The subtext of course is that birds can’t coach blokes (unless she’s his mum or wife, natch, in which case he’s probably a mummy’s boy and/or hen-pecked), although the other way round is of course OK, even desirable.
All of which interests me because I have an equal mix of male and female clients on my books at the moment, and historically it has always been about 50/50. So is it just me? I don’t think so. Research into executive coaching has shown that sometimes both women and men prefer to work with a female coach. Furthermore, men tend not choose their coaches on the basis of gender but on the professional characteristics of the coach (Gray and Goregaokar, 2010). Nor is there any evidence that gender affects the ‘helpfulness’ of the coaching intervention, rather it is the quality of the ‘working alliance’ or coaching relationship that counts (De Haan, Culpin and Curd, 2011). This all fits with what Murray himself has said:

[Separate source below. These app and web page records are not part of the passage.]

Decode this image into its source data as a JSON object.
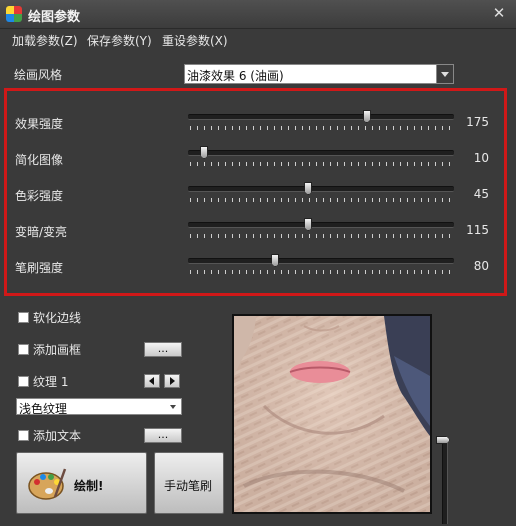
{
  "window": {
    "title": "绘图参数",
    "close_glyph": "✕"
  },
  "menu": [
    "加载参数(Z)",
    "保存参数(Y)",
    "重设参数(X)"
  ],
  "style": {
    "label": "绘画风格",
    "value": "油漆效果 6 (油画)"
  },
  "sliders": [
    {
      "label": "效果强度",
      "value": "175",
      "level": 0.68
    },
    {
      "label": "简化图像",
      "value": "10",
      "level": 0.04
    },
    {
      "label": "色彩强度",
      "value": "45",
      "level": 0.45
    },
    {
      "label": "变暗/变亮",
      "value": "115",
      "level": 0.45
    },
    {
      "label": "笔刷强度",
      "value": "80",
      "level": 0.32
    }
  ],
  "options": {
    "soften_edges": "软化边线",
    "add_frame": "添加画框",
    "frame_button": "...",
    "texture": "纹理 1",
    "texture_select": "浅色纹理",
    "add_text": "添加文本",
    "text_button": "..."
  },
  "buttons": {
    "paint": "绘制!",
    "manual_brush": "手动笔刷"
  },
  "colors": {
    "frame_highlight": "#d01818",
    "background": "#3a3a3a"
  }
}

‘She’s obviously a fantastic player. She won Wimbledon, she was world No.1, won the Australian Open. Just from speaking to her, she’s very calm, she’s a good person. I think we will communicate well together and I think that’s a very important part of coaching.” (Andy Murray quoted in The Telegraph, 8 June 2014)
It may not work out of course, sometimes coaching relationships just don’t gel or have the expected and desired effect but it looks like Andy chose Amelie for the right reasons so let’s wish them well.
Briggs, S. ‘Andy Murray appoints Amelie Mauresmo as his new coach’ The Telegraph 8 June 2014
De Haan, E., Culpin, V., Curd, J. (2011) ‘Executive coaching in practice: what determines helpfulness for clients of coaching?’ Personnel Review, Vol. 40 Iss: 1, pp.24 – 44
Gray, D.E., Goregaokar, H. (2010) ‘Choosing an executive coach: The influence of gender on the coach-coachee matching process.’ Management Learning 41: 525
Harman, N. ‘Murray appoints Mauresmo as his new coach’ The Sunday Times 8 June 2014
Harman, N. ‘Amelie Mauresmo gender not an issue for unconventional Andy Murray’ The Times 9 June 2014
For more on how to choose a coach check out this post: